Work begins in Spain to exhume bodies of 128 Civil War victims
Initial forensic work got underway on Monday to try and exhume the bodies of 128 victims of late dictator Francisco Franco’s forces, who are among tens of thousands of people buried anonymously in wooden boxes underground in a mausoleum.
The team of some 15 forensic experts, archaeologists, scientific police and odontologists will work on extracting samples of the remains at the Valle de Cuelgamuros mausoleum, formerly known as the Valle de los Caídos, or Valley of the Fallen, and try to match them with DNA of surviving relatives. A special laboratory has been set up within the mausoleum.
More than 30,000 Franco victims are buried without identification in the mausoleum. The 128 the experts are looking for are the ones whose families have so far asked for their bodies to be identified and returned. The experts do have some indications of where the boxes are that they are looking for.
The exhumations, if successful, will be the first for victims under Spain’s historical memory laws that are aimed at making reparations to Franco’s victims and changing the way the dictatorship is viewed in Spain.
“Finally, and perhaps too long overdue, Spanish democracy is providing an answer to these victims,” Government spokeswoman Isabel Rodríguez said on Spanish National Television TVE.
The grandiose mausoleum -- with a towering cross that is visible from kilometres away -- was Franco’s burial place and has always been a revered shrine for his extreme right-wing followers. It was built with forced prison labour to commemorate the fascist victory in the civil war.
In 2019, the Socialist government ordered the removal of Franco’s remains under an amended historical memory law that banned the exaltation of the dictator at the site.
In April of this year, the body of José Antonio Primo de Rivera, the founder of Spain’s fascist Falange movement, was exhumed from the site and transferred to a Madrid cemetery.
The exhumation work is expected to take weeks, if not months. It will almost certainly not be finished before 23 July elections which could see the right-wing Popular Party, or PP, ousting the Socialist-led leftist coalition government.

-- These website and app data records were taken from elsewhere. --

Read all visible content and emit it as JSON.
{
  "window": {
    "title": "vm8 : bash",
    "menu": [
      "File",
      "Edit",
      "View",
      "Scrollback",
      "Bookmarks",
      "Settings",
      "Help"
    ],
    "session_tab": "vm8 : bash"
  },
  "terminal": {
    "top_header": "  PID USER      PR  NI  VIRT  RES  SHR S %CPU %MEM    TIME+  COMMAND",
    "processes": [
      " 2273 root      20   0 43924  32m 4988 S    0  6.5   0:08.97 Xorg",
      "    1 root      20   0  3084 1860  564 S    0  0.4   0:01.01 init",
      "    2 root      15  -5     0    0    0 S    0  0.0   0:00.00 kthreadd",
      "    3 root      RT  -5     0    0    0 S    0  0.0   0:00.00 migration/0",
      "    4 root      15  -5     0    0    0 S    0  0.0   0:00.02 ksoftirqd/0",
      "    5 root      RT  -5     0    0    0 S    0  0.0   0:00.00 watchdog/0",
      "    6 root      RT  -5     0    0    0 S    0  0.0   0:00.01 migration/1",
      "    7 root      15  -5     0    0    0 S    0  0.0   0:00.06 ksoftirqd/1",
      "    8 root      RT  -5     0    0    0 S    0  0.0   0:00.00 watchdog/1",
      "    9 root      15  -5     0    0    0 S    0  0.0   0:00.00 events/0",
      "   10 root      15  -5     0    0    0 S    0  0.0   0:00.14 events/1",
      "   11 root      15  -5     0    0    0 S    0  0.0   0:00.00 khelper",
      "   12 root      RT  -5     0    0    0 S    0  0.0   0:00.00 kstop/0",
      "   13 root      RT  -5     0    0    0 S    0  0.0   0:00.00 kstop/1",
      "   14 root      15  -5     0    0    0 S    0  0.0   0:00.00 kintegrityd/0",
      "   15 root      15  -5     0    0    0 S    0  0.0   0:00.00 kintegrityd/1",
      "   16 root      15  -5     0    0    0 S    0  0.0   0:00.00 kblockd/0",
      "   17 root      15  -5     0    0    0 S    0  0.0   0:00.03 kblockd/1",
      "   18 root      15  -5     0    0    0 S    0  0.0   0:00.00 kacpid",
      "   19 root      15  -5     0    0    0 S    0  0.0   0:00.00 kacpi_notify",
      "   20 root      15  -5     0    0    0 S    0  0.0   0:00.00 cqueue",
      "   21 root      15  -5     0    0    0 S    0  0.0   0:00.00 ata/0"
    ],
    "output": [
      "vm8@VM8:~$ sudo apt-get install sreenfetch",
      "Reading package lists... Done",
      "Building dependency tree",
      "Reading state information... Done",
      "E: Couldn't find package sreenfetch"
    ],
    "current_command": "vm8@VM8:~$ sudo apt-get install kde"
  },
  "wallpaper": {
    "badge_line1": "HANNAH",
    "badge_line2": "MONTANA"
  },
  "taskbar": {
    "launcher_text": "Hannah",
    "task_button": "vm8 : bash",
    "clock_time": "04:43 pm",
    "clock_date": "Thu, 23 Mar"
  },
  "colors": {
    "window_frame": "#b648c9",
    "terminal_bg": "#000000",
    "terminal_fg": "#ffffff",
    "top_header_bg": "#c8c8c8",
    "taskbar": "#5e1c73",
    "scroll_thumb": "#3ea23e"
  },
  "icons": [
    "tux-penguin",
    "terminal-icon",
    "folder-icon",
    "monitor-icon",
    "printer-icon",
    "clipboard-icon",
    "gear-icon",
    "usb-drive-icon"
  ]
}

The PP has long opposed the historical memory law and has said it will scrap it if elected.